Any union rejoining Labour will be welcomed by most in the party - but the impact on the party's internal politics will be smaller than you think.

The Fire Brigades Union (FBU) has voted to reaffiliate to the Labour party, in what is seen as a boost to Jeremy Corbyn. What does it mean for Labour’s internal politics?

Firstly, technically, the FBU has never affliated before as they are notionally part of the civil service - however, following the firefighters' strike in 2004, they decisively broke with Labour.

The main impact will be felt on the floor of Labour party conference. Although the FBU’s membership – at around 38,000 – is too small to have a material effect on the outcome of votes themselves, it will change the tenor of the motions put before party conference.
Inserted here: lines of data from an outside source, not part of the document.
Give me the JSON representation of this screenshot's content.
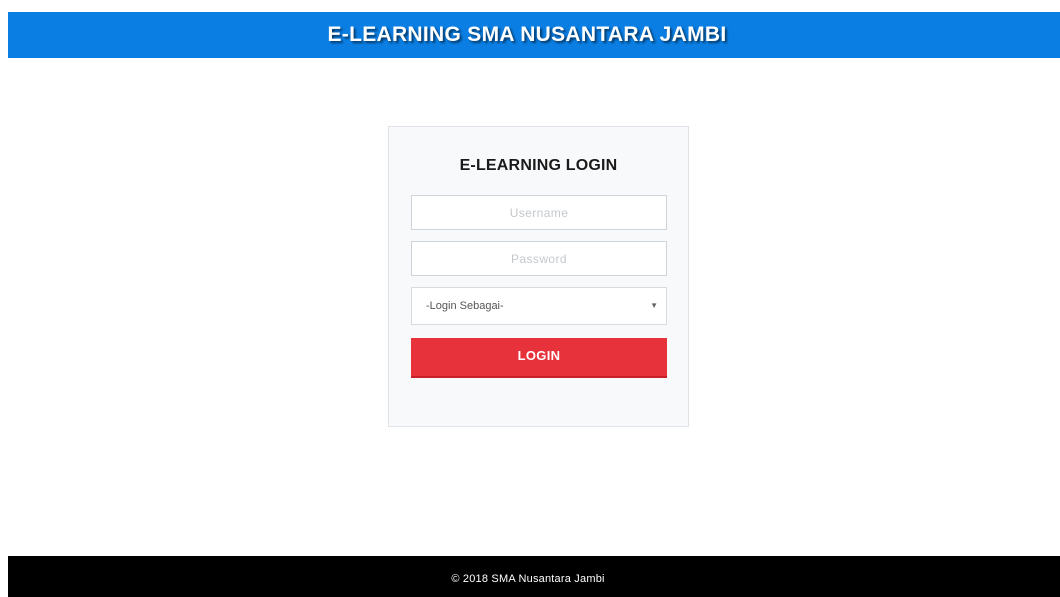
{
  "header": {
    "title": "E-LEARNING SMA NUSANTARA JAMBI",
    "background_color": "#0a7ee3"
  },
  "login": {
    "title": "E-LEARNING LOGIN",
    "username_placeholder": "Username",
    "password_placeholder": "Password",
    "role_select_value": "-Login Sebagai-",
    "role_select_arrow_icon": "triangle-down-icon",
    "submit_label": "LOGIN",
    "submit_color": "#e8323b"
  },
  "footer": {
    "text": "© 2018 SMA Nusantara Jambi",
    "background_color": "#000000"
  }
}
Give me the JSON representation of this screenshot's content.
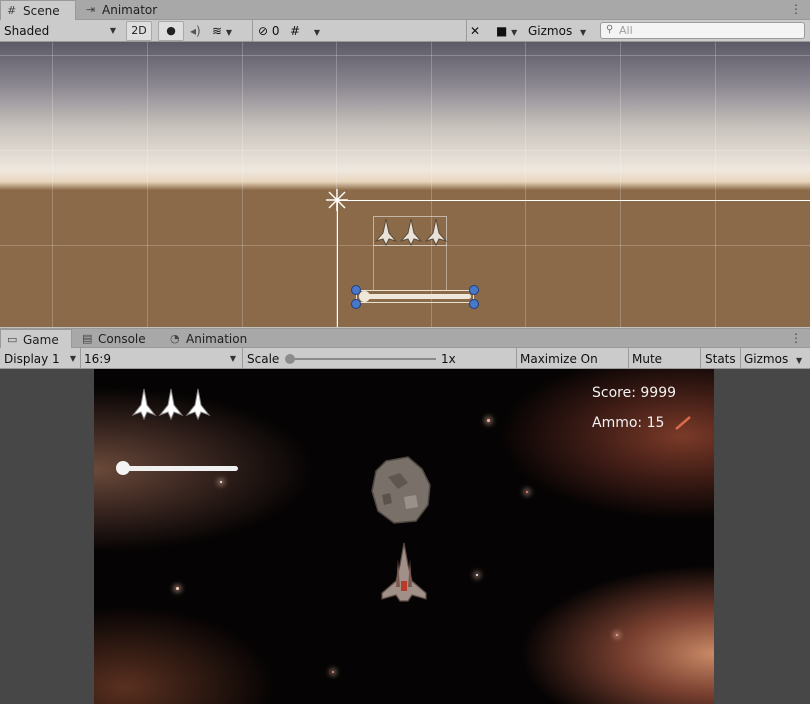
{
  "scene_tabs": [
    {
      "label": "Scene",
      "icon": "grid-icon"
    },
    {
      "label": "Animator",
      "icon": "animator-icon"
    }
  ],
  "scene_toolbar": {
    "shading_mode": "Shaded",
    "mode_2d": "2D",
    "hidden_count": "0",
    "gizmos": "Gizmos",
    "search_placeholder": "All"
  },
  "game_tabs": [
    {
      "label": "Game",
      "icon": "gamepad-icon"
    },
    {
      "label": "Console",
      "icon": "console-icon"
    },
    {
      "label": "Animation",
      "icon": "animation-icon"
    }
  ],
  "game_toolbar": {
    "display": "Display 1",
    "aspect": "16:9",
    "scale_label": "Scale",
    "scale_value": "1x",
    "maximize": "Maximize On Play",
    "mute": "Mute Audio",
    "stats": "Stats",
    "gizmos": "Gizmos"
  },
  "hud": {
    "score": "Score: 9999",
    "ammo": "Ammo: 15",
    "lives": 3,
    "thruster_level": 0.0
  }
}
The FBU’s leadership is not only to the left of most unions in the Trades Union Congress (TUC), it is more inclined to bring motions relating to foreign affairs than other unions with similar politics (it is more internationalist in focus than, say, the PCS, another union that may affiliate due to Corbyn’s leadership). Motions on Israel/Palestine, the nuclear deterrent, and other issues, will find more support from FBU delegates than it has from other affiliated trade unions.

In terms of the balance of power between the affiliated unions themselves, the FBU’s re-entry into Labour politics is unlikely to be much of a gamechanger. Trade union positions, elected by trade union delegates at conference, are unlikely to be moved leftwards by the reaffiliation of the FBU. Unite, the GMB, Unison and Usdaw are all large enough to all-but-guarantee themselves a seat around the NEC. Community, a small centrist union, has already lost its place on the NEC in favour of the bakers’ union, which is more aligned to Tom Watson than Jeremy Corbyn.

Matt Wrack, the FBU’s General Secretary, will be a genuine ally to Corbyn and John McDonnell. Len McCluskey and Dave Prentis were both bounced into endorsing Corbyn by their executives and did so less than wholeheartedly. Tim Roache, the newly-elected General Secretary of the GMB, has publicly supported Corbyn but is seen as a more moderate voice at the TUC. Only Dave Ward of the Communication Workers’ Union, who lent staff and resources to both Corbyn’s campaign team and to the parliamentary staff of Corbyn and McDonnell, is truly on side.

The impact of reaffiliation may be felt more keenly in local parties. The FBU’s membership looks small in real terms compared Unite and Unison have memberships of over a million, while the GMB and Usdaw are around the half-a-million mark, but is much more impressive when you consider that there are just 48,000 firefighters in Britain. This may make them more likely to participate in internal elections than other affiliated trade unionists, just 60,000 of whom voted in the Labour leadership election in 2015. However, it is worth noting that it is statistically unlikely most firefighters are Corbynites - those that are will mostly have already joined themselves. The affiliation, while a morale boost for many in the Labour party, is unlikely to prove as significant to the direction of the party as the outcome of Unison’s general secretary election or the struggle for power at the top of Unite in 2018. 

Stephen Bush is editor of the Staggers, the New Statesman’s political blog.